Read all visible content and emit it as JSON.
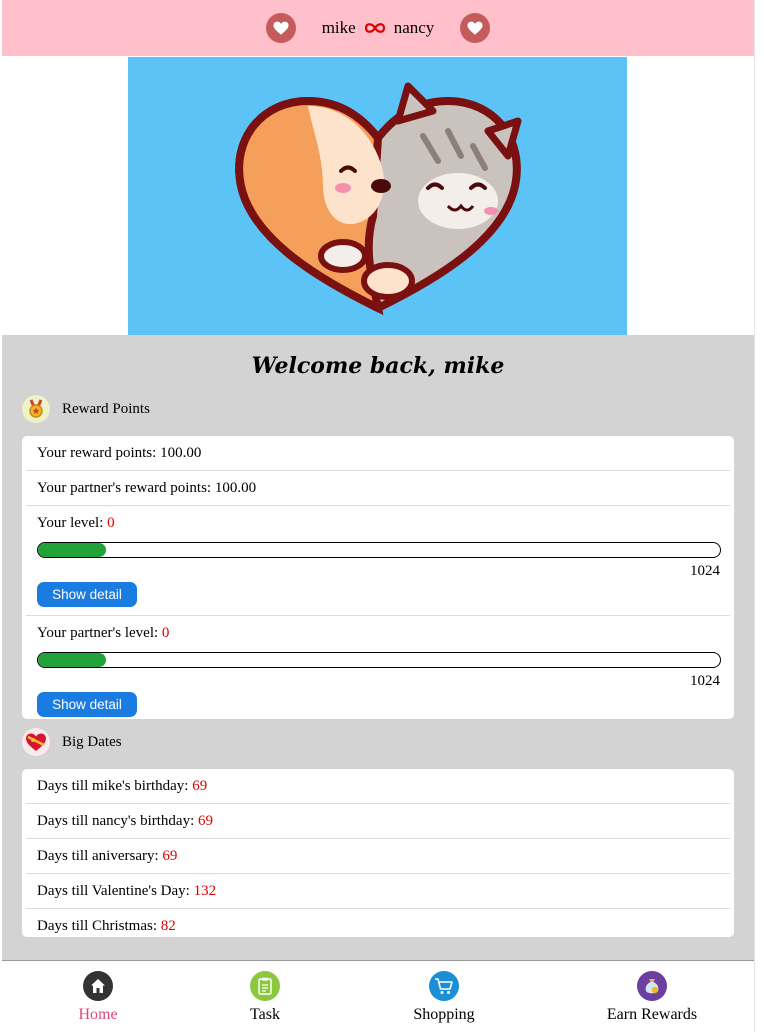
{
  "header": {
    "partner1": "mike",
    "partner2": "nancy",
    "heart_icon": "heart-icon",
    "link_icon": "infinity-icon"
  },
  "banner": {
    "image": "dog-and-cat-heart-illustration",
    "background": "#5bc3f5"
  },
  "welcome": "Welcome back, mike",
  "reward": {
    "title": "Reward Points",
    "icon": "medal-icon",
    "your_points_label": "Your reward points: ",
    "your_points": "100.00",
    "partner_points_label": "Your partner's reward points: ",
    "partner_points": "100.00",
    "your_level_label": "Your level: ",
    "your_level": "0",
    "your_progress_max": "1024",
    "your_progress_fraction": 0.1,
    "partner_level_label": "Your partner's level: ",
    "partner_level": "0",
    "partner_progress_max": "1024",
    "partner_progress_fraction": 0.1,
    "show_detail": "Show detail"
  },
  "dates": {
    "title": "Big Dates",
    "icon": "heart-gift-icon",
    "items": [
      {
        "label": "Days till mike's birthday: ",
        "value": "69"
      },
      {
        "label": "Days till nancy's birthday: ",
        "value": "69"
      },
      {
        "label": "Days till aniversary: ",
        "value": "69"
      },
      {
        "label": "Days till Valentine's Day: ",
        "value": "132"
      },
      {
        "label": "Days till Christmas: ",
        "value": "82"
      }
    ]
  },
  "nav": {
    "items": [
      {
        "label": "Home",
        "icon": "home-icon",
        "active": true
      },
      {
        "label": "Task",
        "icon": "clipboard-icon",
        "active": false
      },
      {
        "label": "Shopping",
        "icon": "cart-icon",
        "active": false
      },
      {
        "label": "Earn Rewards",
        "icon": "money-bag-icon",
        "active": false
      }
    ]
  },
  "colors": {
    "header_bg": "#ffc0cb",
    "content_bg": "#d3d3d3",
    "accent_red": "#e00000",
    "progress_green": "#21a33a",
    "button_blue": "#1a7be0",
    "active_nav": "#e0467c"
  }
}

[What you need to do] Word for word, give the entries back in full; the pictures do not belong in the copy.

[Response to the exercise]
Read all visible content and emit it as JSON.
{
  "header": {
    "partner1": "mike",
    "partner2": "nancy",
    "heart_icon": "heart-icon",
    "link_icon": "infinity-icon"
  },
  "banner": {
    "image": "dog-and-cat-heart-illustration",
    "background": "#5bc3f5"
  },
  "welcome": "Welcome back, mike",
  "reward": {
    "title": "Reward Points",
    "icon": "medal-icon",
    "your_points_label": "Your reward points: ",
    "your_points": "100.00",
    "partner_points_label": "Your partner's reward points: ",
    "partner_points": "100.00",
    "your_level_label": "Your level: ",
    "your_level": "0",
    "your_progress_max": "1024",
    "your_progress_fraction": 0.1,
    "partner_level_label": "Your partner's level: ",
    "partner_level": "0",
    "partner_progress_max": "1024",
    "partner_progress_fraction": 0.1,
    "show_detail": "Show detail"
  },
  "dates": {
    "title": "Big Dates",
    "icon": "heart-gift-icon",
    "items": [
      {
        "label": "Days till mike's birthday: ",
        "value": "69"
      },
      {
        "label": "Days till nancy's birthday: ",
        "value": "69"
      },
      {
        "label": "Days till aniversary: ",
        "value": "69"
      },
      {
        "label": "Days till Valentine's Day: ",
        "value": "132"
      },
      {
        "label": "Days till Christmas: ",
        "value": "82"
      }
    ]
  },
  "nav": {
    "items": [
      {
        "label": "Home",
        "icon": "home-icon",
        "active": true
      },
      {
        "label": "Task",
        "icon": "clipboard-icon",
        "active": false
      },
      {
        "label": "Shopping",
        "icon": "cart-icon",
        "active": false
      },
      {
        "label": "Earn Rewards",
        "icon": "money-bag-icon",
        "active": false
      }
    ]
  },
  "colors": {
    "header_bg": "#ffc0cb",
    "content_bg": "#d3d3d3",
    "accent_red": "#e00000",
    "progress_green": "#21a33a",
    "button_blue": "#1a7be0",
    "active_nav": "#e0467c"
  }
}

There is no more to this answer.